Yes, I know, Makeover Monday has failed to post according to the regular schedule. No, I haven’t stopped this popular category of Glorious Surrender. I am waiting for the BIG REVEAL.
You might recall the original kitchen in our house.
We worked hard to turn this lemon into lemonade through the miracles of chalk paint and “tile” stickers. This transformation lasted a few years.
We would have kept its simple update had the insides of the cabinetry been in good shape. The interior of the lowers were mostly rotted from water damage. We never dreamed we would ever be able to replace the entire kitchen, but when offered an amazing deal on new cabinets – we called in back-up.

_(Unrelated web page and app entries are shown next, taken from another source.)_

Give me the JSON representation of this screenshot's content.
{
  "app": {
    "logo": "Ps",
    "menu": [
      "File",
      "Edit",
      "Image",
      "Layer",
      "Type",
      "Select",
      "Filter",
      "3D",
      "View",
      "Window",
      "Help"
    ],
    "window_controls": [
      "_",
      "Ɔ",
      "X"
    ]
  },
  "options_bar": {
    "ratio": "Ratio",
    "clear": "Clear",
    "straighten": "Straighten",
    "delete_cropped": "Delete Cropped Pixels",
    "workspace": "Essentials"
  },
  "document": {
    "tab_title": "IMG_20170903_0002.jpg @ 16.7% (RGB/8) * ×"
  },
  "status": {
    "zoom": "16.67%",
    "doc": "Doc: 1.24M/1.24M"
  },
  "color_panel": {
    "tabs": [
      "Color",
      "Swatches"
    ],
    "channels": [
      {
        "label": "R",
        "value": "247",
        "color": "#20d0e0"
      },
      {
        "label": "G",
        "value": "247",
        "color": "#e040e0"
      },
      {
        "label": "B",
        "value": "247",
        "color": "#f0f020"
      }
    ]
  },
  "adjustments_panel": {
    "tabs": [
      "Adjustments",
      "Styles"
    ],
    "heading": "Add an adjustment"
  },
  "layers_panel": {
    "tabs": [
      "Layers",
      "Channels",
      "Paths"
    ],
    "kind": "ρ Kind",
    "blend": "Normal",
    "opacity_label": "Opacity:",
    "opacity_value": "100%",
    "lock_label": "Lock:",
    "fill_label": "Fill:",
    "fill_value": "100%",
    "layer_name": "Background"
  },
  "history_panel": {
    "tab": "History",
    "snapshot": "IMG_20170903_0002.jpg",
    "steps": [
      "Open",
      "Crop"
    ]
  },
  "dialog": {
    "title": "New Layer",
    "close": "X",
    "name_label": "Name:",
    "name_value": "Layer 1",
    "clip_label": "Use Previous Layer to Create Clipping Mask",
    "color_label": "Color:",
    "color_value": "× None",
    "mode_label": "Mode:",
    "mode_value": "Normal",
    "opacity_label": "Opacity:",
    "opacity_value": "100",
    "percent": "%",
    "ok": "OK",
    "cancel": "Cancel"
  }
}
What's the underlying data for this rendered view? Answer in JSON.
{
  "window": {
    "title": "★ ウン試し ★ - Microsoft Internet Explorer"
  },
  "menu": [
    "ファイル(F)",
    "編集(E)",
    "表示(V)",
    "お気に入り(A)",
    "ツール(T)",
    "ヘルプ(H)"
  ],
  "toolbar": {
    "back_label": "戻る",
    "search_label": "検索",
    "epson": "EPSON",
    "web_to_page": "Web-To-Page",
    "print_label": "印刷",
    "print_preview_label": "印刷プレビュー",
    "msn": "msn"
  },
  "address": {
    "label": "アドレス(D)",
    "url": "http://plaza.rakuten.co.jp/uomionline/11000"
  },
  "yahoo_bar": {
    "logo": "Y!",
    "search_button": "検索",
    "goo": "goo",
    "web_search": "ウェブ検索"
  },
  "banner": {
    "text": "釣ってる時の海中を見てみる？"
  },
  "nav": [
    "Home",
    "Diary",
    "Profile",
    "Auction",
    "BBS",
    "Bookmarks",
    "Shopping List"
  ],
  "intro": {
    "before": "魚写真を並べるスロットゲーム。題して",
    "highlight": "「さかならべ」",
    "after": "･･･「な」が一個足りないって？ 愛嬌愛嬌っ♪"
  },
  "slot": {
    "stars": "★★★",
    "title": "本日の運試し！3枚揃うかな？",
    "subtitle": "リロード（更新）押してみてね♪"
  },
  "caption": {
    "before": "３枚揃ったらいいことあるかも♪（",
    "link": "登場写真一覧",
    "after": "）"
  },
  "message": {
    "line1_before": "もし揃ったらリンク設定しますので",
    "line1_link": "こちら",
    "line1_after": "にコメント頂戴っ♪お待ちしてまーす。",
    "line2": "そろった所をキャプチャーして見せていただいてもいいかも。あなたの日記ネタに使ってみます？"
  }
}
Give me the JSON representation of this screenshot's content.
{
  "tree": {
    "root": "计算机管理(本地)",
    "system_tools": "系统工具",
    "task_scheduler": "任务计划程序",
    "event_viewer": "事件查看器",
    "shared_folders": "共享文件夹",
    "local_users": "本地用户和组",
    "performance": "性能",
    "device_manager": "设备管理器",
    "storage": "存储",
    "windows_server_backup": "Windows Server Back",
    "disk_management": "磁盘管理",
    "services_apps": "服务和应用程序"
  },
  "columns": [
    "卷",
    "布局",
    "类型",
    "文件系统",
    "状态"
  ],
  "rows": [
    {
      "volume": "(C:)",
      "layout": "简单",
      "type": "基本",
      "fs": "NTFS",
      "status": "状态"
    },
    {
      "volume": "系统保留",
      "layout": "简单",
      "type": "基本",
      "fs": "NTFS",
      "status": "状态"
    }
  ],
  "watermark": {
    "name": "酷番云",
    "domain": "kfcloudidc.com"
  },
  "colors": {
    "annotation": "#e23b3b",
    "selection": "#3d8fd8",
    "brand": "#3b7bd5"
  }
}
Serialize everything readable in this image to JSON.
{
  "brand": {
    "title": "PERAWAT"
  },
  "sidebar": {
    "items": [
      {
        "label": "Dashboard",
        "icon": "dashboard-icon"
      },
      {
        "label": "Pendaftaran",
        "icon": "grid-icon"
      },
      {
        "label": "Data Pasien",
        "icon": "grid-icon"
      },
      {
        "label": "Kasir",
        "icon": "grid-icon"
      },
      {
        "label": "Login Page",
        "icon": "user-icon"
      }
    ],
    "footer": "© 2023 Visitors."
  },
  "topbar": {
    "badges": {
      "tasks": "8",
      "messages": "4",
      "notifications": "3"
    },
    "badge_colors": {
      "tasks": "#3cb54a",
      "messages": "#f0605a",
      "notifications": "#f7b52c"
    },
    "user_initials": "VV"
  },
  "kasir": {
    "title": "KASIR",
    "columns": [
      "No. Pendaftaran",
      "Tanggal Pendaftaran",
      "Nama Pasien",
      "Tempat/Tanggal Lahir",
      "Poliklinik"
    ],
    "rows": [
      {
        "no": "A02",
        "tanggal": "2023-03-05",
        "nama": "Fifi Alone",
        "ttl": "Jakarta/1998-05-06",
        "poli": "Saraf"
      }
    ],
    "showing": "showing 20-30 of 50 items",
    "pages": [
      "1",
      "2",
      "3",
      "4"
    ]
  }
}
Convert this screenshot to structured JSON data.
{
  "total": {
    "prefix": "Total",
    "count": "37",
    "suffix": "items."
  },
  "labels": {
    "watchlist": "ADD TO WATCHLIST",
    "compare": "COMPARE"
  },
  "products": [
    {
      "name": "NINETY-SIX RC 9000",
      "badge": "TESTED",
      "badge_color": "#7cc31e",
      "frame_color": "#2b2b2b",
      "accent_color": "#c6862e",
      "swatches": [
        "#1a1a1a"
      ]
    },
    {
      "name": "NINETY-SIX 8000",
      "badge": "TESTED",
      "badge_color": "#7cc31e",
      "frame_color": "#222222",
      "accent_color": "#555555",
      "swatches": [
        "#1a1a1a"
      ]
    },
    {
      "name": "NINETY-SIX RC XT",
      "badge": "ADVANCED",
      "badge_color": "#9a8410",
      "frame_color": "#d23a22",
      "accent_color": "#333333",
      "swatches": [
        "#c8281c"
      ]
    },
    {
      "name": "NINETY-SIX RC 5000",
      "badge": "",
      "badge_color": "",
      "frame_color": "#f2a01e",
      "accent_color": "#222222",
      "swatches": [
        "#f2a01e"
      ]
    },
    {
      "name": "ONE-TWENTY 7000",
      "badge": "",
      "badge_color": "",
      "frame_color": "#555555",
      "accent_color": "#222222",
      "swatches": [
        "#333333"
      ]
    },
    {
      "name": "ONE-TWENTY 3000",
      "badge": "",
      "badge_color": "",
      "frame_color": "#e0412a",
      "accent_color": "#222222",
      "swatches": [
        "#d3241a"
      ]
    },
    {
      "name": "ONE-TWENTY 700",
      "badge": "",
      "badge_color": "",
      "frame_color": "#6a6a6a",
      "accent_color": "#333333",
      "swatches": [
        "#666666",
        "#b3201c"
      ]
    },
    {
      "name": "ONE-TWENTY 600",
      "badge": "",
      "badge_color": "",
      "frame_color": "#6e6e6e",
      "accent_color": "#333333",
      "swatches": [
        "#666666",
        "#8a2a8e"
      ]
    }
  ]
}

So stayed tuned for a Makeover Monday Vlog post showing the reno in fast forward, taking you from demo to decorated.
Our old table wasn’t a great fit of our new(er) house. I’ve been on the look out for a great deal on a round table. I found this little beauty on kijiji for $50.
I sanded it, and the two leaves that came with the table, down to bare wood.
I stained the table top walnut to match the other finishes in our open concept main floor. Isn’t it great when you have leftover product from previous projects that fit the current one? I gave it one coat of Varathane, but will likely give it an additional coat at a later date.
I mixed up a homemade chalk paint recipe using latex paint, plaster of paris, and water.
Lastly, I distressed the base with a fine sandpaper. The table without the leaves is large enough for our family, but we will need the additional surface area for guests. Not too shabby for a $50 kijiji find.
I’m also thrilled that our old table has been repurposed as a desk for my husband. It is a beautiful table that I definitely wanted to keep.
When I first started this project, I planned to hire it out. It seemed too hard, too complicated. But, at the encouragement of my uncle (big shout-out to Uncle Mike) and with a tutorial from my brother (big shout-out to Trevor), I decided to take my best swing. If I swung and missed, it was barn board. It could always be sanded down again – right?
First, I located some nice, thick boards. A friend cut them to size, and I stacked them on our pool ladder and hosed off the worst of the debris.
Then, I scrubbed them clean and set them in the sun to dry. I finally had a reason to be grateful for the CRAZY heatwave that hit Ontario!
I arranged the boards the way I envisioned them on our island. At this point, I stopped and admired them for quite awhile.
I sanded them smooth with a belt sander lent from a kind neighbour (thanks, John!) and stained them walnut (to compliment our floors). I hauled them in one by one and placed them on the top of the MDF currently serving as a temporary island top. (It’s been ‘temporary’ for over a year now)
The boards were not all the same thickness, so I flipped them over and built up the lower boards with wood. I used metal bars to attach the boards to one another for increased support.
I CAREFULLY flipped the now-connected boards back over. I used my hubby’s air nailer and added trim around the raw board edges and MDF to create a finished edge. I sanded the trim, so it matched the curves of the barn board, leaving a “living edge” of raw wood at the front. I used 1 inch trim underneath the living edge to cover the MDF. I sanded down any high spots and stained one more time.
At this point, I LOVED how it looked. I scoured the WEB looking for ANYONE who would tell me it was okay to keep untreated barn board as a countertop. I didn’t want to add a protective coat and sacrifice the raw look. However, after reading pages and pages of online advice, I decided the ability to clean the island trumped beauty. And, I wanted to seal up that wood in case there was anything terrible hiding inside. I also feared the raw wood would absorb stains. With three kids, spills are bound to happen!
I used Epoxy for the first time and was terrified that I would mess it up. It ended up being relatively easy to use (just like my brother promised). One coat of epoxy is like 50 coats of a regular top coat. I figured, if I had to coat this thing, it was getting coated GOOD. I always use a cutting board, a matt, or parchment paper, so I wasn’t concerned about the Epoxy as a final top layer.
Now the island top was complete, but it clashed with the cabinet. The almost-black cabinets looked quite nice with the white top and quite ugly with the walnut. Sigh. Out came the paintbrush.
In the end, it was about two weeks of hard work. The worst was sanding outside in the midst of a heatwave. I really love our new island top.
Step one is pretty easy. Cut your MDF trim and your corner piece the same length. Using a product like No More Nails, glue the corner piece to the bottom edge of the MDF. Clamp and dry.
Once it is dry, remove the clamps and sand the shelf. I didn’t bother to paint the shelf because I wanted a distressed look.
Decide what word you would like to spell and purchase the letters. There are many different styles of wooden letters available for purchase.
We referenced John 15:5.
“I am the vine; you are the branches. Whoever abides in me and I in him, he it is that bears much fruit, for apart from me you can do nothing.”
We made two shelves. On the second shelf, we decided to spell the keyword abide.
We stained the letters in a walnut finish.
We sat the shelves on a bookcase, but alternatively, they are easily hung on the wall.